[[ GIVEN RECORDS, beginning ]]
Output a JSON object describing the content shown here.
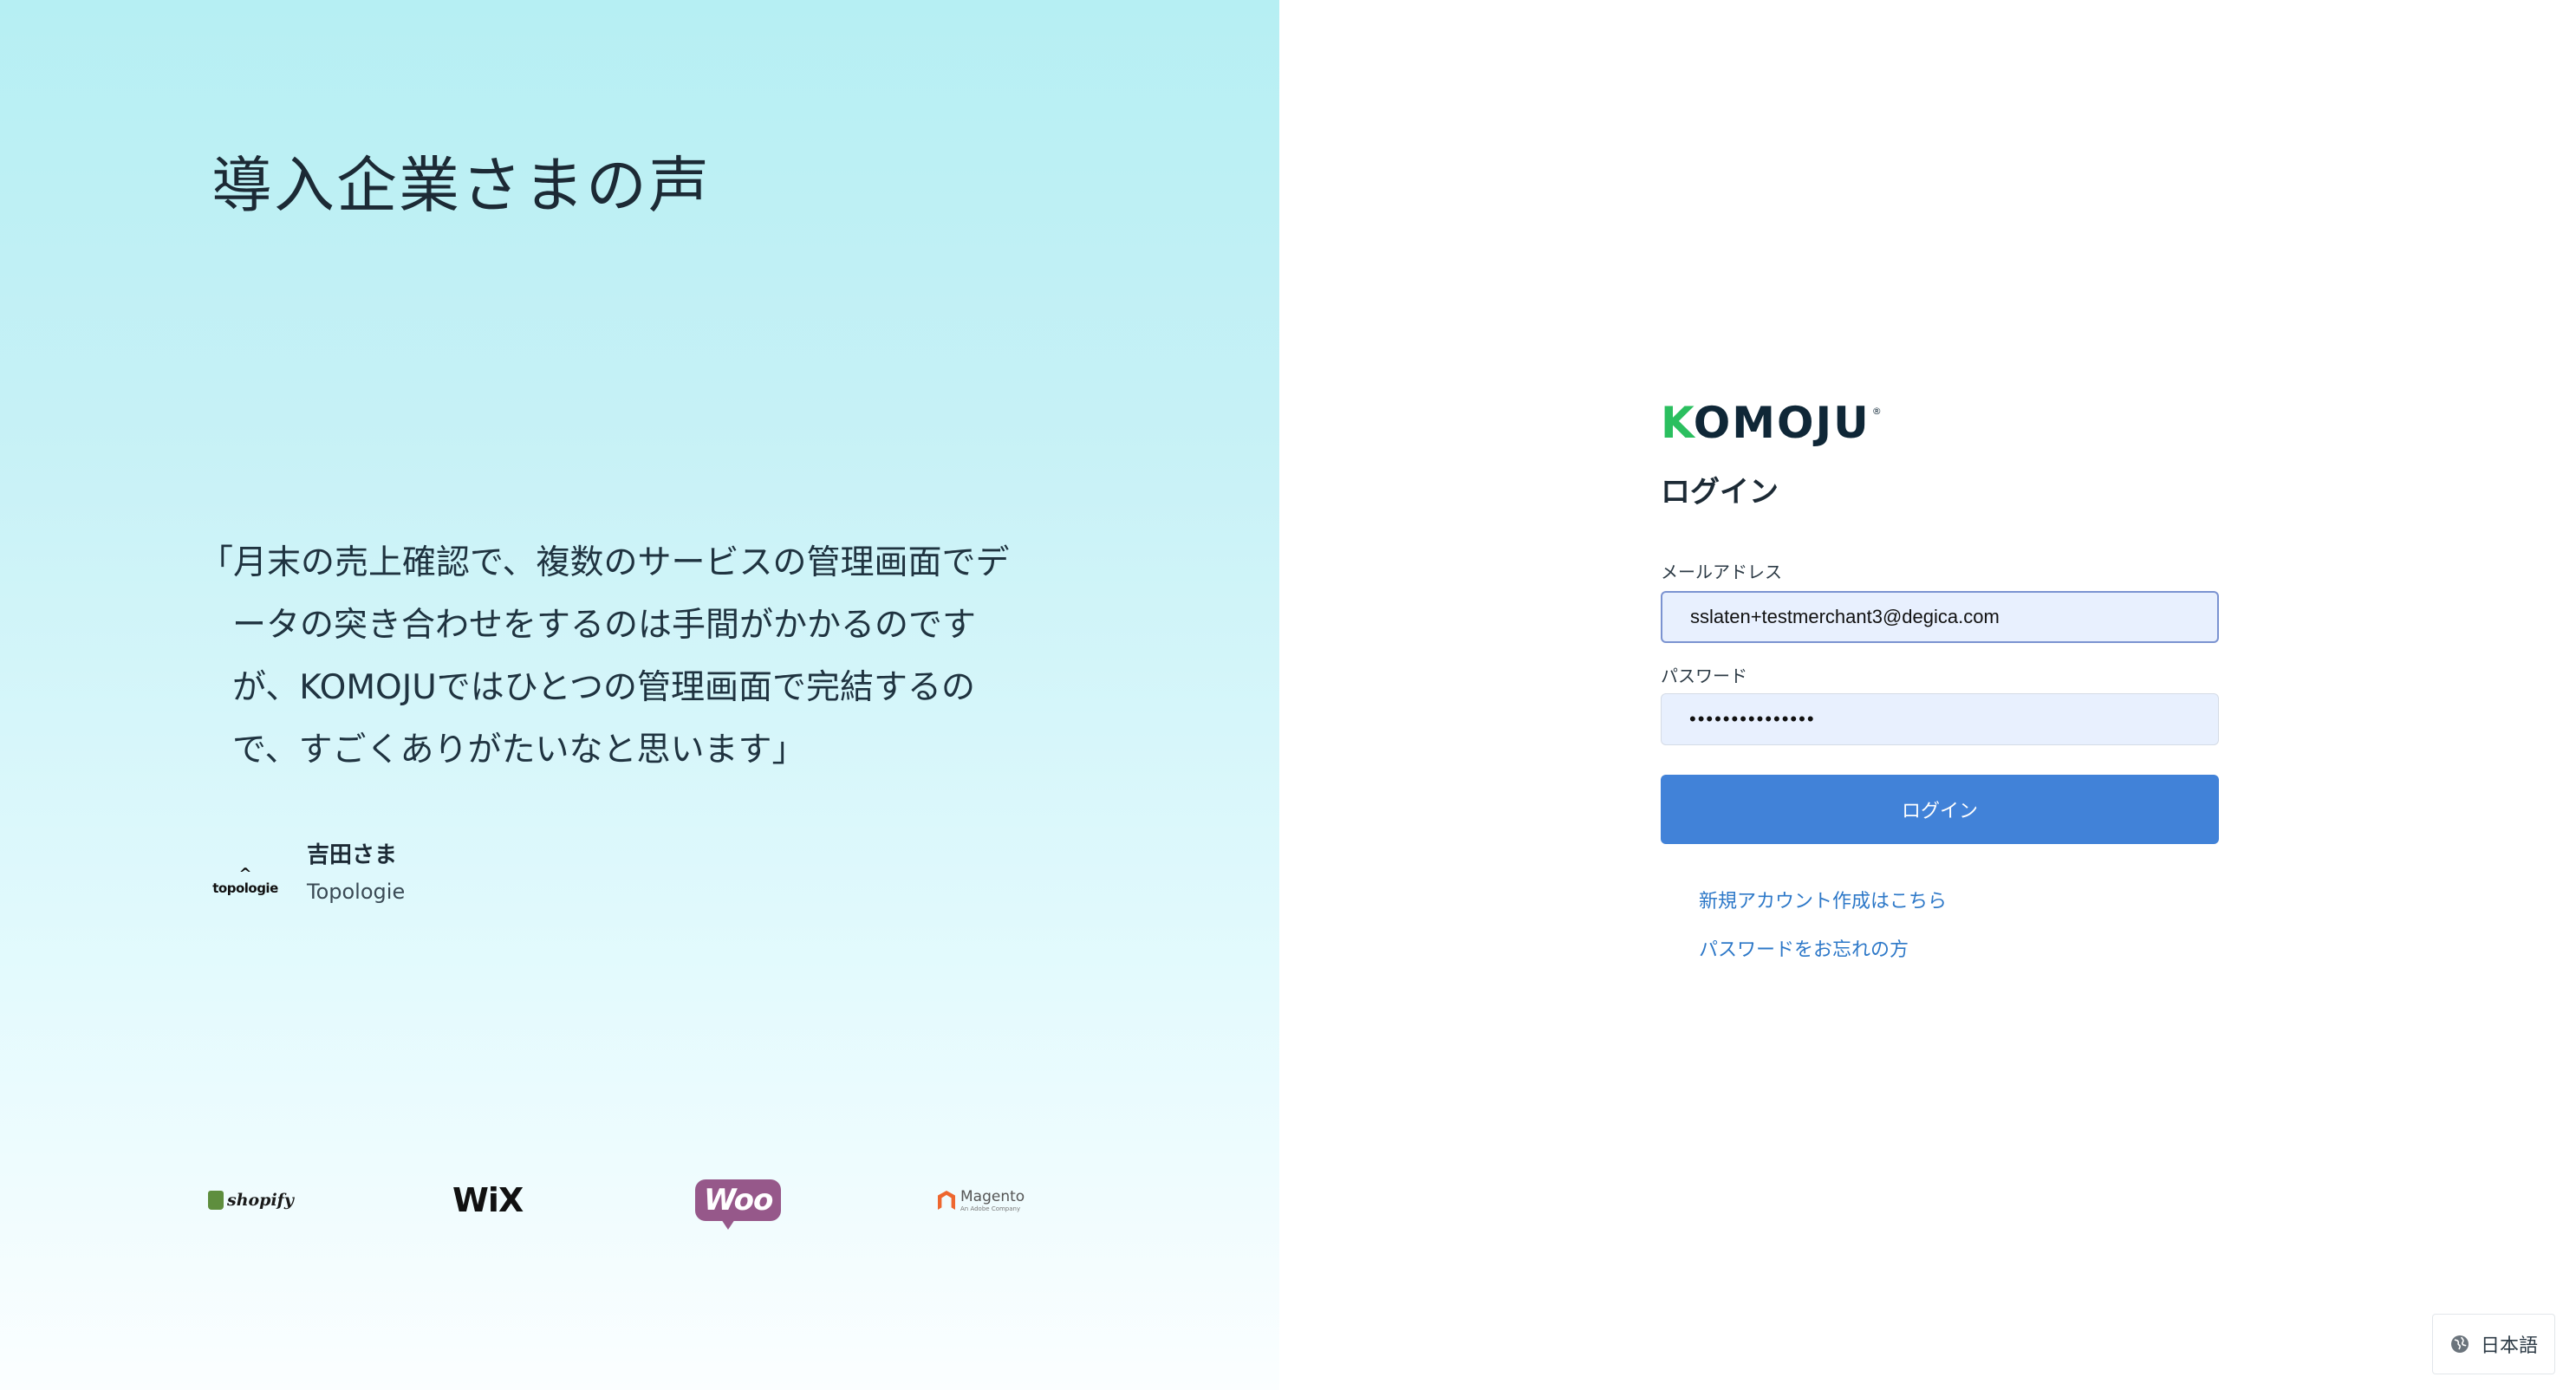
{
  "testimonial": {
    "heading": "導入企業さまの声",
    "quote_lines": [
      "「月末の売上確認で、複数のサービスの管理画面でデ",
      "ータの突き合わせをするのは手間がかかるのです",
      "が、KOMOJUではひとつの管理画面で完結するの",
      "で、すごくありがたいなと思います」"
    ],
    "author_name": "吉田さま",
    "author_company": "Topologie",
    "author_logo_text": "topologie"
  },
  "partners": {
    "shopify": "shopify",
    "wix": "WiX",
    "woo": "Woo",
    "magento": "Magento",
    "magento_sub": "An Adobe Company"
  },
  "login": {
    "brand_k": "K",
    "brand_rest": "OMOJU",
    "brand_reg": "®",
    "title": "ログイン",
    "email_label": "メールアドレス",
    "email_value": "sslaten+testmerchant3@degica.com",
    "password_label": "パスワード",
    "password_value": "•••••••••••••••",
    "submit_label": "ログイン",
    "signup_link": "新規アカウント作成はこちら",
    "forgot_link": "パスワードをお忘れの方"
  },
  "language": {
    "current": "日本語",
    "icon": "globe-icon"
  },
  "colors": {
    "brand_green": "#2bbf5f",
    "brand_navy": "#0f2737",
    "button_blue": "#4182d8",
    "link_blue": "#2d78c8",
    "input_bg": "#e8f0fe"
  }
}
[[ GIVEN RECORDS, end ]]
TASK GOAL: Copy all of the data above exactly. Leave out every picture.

ANSWER AREA:
Output a JSON object describing the content shown here.
{
  "testimonial": {
    "heading": "導入企業さまの声",
    "quote_lines": [
      "「月末の売上確認で、複数のサービスの管理画面でデ",
      "ータの突き合わせをするのは手間がかかるのです",
      "が、KOMOJUではひとつの管理画面で完結するの",
      "で、すごくありがたいなと思います」"
    ],
    "author_name": "吉田さま",
    "author_company": "Topologie",
    "author_logo_text": "topologie"
  },
  "partners": {
    "shopify": "shopify",
    "wix": "WiX",
    "woo": "Woo",
    "magento": "Magento",
    "magento_sub": "An Adobe Company"
  },
  "login": {
    "brand_k": "K",
    "brand_rest": "OMOJU",
    "brand_reg": "®",
    "title": "ログイン",
    "email_label": "メールアドレス",
    "email_value": "sslaten+testmerchant3@degica.com",
    "password_label": "パスワード",
    "password_value": "•••••••••••••••",
    "submit_label": "ログイン",
    "signup_link": "新規アカウント作成はこちら",
    "forgot_link": "パスワードをお忘れの方"
  },
  "language": {
    "current": "日本語",
    "icon": "globe-icon"
  },
  "colors": {
    "brand_green": "#2bbf5f",
    "brand_navy": "#0f2737",
    "button_blue": "#4182d8",
    "link_blue": "#2d78c8",
    "input_bg": "#e8f0fe"
  }
}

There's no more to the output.